Stored data:
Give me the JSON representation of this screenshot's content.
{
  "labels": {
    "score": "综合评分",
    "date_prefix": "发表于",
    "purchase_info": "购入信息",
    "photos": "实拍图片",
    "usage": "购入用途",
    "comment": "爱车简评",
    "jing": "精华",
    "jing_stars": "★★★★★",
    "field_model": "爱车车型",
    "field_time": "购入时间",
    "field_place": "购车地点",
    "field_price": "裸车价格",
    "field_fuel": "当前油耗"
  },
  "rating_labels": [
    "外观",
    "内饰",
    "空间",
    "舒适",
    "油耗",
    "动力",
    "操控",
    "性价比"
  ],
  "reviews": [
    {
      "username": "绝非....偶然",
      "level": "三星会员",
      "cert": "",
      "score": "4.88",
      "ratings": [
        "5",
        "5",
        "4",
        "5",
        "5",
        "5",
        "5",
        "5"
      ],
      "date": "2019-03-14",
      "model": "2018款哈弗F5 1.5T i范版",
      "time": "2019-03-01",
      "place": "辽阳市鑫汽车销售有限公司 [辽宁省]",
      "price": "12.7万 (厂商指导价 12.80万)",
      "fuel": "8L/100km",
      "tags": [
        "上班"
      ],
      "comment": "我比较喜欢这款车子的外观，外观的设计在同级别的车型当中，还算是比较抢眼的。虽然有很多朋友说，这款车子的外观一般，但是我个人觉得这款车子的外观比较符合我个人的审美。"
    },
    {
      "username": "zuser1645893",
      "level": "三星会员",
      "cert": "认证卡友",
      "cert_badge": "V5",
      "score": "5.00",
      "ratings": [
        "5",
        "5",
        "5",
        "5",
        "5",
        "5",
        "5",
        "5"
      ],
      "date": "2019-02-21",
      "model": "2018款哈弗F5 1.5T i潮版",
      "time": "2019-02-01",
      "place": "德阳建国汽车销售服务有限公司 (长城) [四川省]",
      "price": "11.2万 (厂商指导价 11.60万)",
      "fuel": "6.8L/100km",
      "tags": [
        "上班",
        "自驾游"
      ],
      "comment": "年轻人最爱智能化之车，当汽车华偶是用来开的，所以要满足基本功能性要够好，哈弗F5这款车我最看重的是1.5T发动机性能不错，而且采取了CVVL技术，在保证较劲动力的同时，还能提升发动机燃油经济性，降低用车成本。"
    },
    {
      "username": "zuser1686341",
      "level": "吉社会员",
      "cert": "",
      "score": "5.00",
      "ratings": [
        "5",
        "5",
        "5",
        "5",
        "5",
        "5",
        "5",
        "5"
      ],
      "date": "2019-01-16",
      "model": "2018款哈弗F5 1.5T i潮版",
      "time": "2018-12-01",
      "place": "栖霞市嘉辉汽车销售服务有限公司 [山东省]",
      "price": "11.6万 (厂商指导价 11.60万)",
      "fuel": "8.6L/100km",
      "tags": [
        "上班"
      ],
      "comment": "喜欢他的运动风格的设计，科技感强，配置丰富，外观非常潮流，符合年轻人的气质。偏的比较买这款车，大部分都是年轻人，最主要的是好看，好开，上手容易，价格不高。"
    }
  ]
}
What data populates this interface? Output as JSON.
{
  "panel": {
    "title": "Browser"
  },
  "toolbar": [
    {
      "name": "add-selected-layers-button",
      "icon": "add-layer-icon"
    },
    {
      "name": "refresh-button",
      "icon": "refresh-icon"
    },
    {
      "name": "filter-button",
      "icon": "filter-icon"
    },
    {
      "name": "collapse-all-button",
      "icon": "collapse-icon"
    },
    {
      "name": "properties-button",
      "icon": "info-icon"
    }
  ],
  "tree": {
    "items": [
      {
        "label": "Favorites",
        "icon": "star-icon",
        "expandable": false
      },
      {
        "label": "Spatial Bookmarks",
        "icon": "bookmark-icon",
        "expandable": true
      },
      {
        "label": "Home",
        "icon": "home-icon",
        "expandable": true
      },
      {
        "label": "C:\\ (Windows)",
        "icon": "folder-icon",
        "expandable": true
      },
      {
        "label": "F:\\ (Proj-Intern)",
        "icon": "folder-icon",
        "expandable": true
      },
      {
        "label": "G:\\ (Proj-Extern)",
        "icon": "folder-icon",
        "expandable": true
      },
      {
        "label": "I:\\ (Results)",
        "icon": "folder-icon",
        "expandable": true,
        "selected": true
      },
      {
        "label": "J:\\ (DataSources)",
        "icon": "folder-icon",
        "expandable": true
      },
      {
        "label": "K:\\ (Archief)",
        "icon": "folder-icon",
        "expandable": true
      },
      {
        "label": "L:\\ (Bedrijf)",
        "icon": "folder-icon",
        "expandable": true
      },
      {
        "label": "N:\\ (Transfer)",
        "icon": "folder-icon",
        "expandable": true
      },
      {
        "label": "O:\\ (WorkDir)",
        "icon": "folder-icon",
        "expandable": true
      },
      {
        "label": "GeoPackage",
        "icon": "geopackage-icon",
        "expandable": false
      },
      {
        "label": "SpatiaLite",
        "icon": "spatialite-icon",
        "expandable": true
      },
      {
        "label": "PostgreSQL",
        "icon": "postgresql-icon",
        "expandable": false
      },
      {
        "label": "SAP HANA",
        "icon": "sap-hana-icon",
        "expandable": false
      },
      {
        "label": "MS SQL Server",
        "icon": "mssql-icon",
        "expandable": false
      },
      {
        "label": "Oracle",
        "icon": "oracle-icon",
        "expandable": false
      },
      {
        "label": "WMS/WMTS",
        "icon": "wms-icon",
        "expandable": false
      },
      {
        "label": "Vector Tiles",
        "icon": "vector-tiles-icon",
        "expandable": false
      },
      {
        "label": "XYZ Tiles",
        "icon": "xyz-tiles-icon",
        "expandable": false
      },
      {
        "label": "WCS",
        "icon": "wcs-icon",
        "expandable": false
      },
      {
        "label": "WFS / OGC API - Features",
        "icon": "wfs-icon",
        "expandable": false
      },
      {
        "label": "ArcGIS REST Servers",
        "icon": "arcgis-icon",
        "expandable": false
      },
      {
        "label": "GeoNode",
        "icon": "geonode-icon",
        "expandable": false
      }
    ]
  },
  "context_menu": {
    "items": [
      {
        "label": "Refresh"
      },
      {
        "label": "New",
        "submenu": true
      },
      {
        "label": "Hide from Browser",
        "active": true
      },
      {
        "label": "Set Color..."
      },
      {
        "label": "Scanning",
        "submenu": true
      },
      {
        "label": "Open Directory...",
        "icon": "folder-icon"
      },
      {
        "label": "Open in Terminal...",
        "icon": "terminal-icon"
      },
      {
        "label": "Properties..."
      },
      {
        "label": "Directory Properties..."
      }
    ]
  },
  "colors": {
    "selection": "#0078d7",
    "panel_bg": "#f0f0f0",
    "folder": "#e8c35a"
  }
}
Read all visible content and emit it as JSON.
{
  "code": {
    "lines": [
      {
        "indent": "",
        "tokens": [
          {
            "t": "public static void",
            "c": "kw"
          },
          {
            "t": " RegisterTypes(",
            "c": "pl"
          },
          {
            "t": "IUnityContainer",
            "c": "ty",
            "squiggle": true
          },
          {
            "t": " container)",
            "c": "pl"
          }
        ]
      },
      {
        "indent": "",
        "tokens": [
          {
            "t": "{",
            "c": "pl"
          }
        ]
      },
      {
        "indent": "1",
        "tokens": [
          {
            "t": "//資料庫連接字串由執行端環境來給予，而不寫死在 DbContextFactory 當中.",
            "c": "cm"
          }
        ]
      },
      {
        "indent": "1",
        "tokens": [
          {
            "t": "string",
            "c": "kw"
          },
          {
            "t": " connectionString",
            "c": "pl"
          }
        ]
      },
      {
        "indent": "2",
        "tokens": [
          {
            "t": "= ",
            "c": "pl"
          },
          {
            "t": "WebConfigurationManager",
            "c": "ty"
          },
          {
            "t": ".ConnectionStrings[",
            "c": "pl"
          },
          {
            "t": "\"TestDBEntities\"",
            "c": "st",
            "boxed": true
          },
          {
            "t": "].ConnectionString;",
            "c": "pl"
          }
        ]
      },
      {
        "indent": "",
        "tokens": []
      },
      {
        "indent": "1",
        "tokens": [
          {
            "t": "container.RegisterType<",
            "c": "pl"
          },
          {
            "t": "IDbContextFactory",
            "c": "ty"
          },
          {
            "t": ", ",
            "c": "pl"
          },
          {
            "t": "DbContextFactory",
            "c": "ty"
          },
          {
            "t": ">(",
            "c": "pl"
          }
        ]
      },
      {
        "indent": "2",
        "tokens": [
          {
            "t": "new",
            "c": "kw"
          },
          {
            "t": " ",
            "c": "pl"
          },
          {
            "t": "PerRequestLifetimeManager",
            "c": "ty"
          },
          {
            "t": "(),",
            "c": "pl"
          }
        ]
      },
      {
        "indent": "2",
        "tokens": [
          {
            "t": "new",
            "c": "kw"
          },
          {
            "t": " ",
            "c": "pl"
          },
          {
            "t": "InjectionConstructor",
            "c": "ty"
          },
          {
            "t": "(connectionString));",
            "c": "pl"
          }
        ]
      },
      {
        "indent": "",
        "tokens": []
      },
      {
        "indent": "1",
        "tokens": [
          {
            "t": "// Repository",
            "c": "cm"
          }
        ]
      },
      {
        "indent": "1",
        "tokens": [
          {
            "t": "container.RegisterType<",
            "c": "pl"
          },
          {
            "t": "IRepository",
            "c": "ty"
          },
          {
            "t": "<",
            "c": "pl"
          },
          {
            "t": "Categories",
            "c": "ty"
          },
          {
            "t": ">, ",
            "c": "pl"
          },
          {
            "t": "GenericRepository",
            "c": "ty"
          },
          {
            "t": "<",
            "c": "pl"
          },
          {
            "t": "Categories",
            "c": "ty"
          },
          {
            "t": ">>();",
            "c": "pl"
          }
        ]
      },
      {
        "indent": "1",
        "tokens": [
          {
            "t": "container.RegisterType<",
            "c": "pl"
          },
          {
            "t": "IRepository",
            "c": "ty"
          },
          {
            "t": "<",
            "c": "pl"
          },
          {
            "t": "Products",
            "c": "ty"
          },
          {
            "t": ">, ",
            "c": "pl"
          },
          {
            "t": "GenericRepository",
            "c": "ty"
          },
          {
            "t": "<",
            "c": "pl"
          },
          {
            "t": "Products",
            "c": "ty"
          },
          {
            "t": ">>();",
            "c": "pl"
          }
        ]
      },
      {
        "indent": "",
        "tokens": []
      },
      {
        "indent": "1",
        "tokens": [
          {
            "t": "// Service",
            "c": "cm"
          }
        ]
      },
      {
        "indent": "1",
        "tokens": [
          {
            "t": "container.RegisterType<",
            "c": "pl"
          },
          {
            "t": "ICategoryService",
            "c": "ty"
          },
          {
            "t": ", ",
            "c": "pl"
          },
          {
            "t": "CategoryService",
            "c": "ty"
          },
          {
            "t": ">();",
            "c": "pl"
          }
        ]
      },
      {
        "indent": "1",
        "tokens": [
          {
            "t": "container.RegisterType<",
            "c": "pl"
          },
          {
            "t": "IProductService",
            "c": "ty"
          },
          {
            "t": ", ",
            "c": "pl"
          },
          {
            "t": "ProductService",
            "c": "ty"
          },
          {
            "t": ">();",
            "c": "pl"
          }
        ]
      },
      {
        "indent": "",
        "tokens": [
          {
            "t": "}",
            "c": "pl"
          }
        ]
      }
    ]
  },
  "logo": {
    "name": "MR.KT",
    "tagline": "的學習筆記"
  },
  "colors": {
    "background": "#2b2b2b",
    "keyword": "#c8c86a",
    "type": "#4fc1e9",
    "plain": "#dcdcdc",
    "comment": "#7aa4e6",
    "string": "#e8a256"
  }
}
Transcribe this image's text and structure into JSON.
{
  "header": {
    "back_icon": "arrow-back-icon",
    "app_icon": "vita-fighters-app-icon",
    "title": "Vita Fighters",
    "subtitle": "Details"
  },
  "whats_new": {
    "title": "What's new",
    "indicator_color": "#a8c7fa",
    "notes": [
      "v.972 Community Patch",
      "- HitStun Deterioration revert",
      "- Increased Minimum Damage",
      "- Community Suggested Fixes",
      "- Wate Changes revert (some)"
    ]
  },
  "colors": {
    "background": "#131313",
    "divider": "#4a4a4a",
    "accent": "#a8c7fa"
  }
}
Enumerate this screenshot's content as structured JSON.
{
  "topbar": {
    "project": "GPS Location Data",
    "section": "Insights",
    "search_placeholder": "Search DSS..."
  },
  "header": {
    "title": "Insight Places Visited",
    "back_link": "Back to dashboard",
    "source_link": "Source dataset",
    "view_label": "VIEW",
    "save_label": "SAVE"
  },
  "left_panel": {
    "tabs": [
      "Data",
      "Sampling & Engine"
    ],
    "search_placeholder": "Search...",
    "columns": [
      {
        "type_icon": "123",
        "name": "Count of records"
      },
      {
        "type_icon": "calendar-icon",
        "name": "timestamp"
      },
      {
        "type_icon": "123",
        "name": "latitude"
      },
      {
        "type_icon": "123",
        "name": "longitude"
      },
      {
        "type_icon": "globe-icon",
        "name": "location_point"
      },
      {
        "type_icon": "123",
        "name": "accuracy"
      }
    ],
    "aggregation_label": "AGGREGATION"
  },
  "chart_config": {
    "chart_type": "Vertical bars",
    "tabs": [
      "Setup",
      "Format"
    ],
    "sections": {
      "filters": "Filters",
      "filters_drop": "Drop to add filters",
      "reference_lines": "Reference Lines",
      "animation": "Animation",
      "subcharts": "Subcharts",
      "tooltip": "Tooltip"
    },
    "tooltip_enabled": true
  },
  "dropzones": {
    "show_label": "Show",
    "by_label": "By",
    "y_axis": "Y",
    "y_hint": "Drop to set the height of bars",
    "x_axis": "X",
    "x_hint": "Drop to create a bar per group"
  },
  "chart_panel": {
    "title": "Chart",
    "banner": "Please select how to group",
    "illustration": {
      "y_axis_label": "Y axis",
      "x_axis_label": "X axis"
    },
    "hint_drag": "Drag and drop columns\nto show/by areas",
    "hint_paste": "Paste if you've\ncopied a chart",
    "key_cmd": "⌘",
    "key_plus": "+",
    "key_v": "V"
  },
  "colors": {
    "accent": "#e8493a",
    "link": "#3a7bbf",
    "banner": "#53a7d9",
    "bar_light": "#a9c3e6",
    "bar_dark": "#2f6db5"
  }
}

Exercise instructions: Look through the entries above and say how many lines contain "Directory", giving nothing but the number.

Result for this task: 2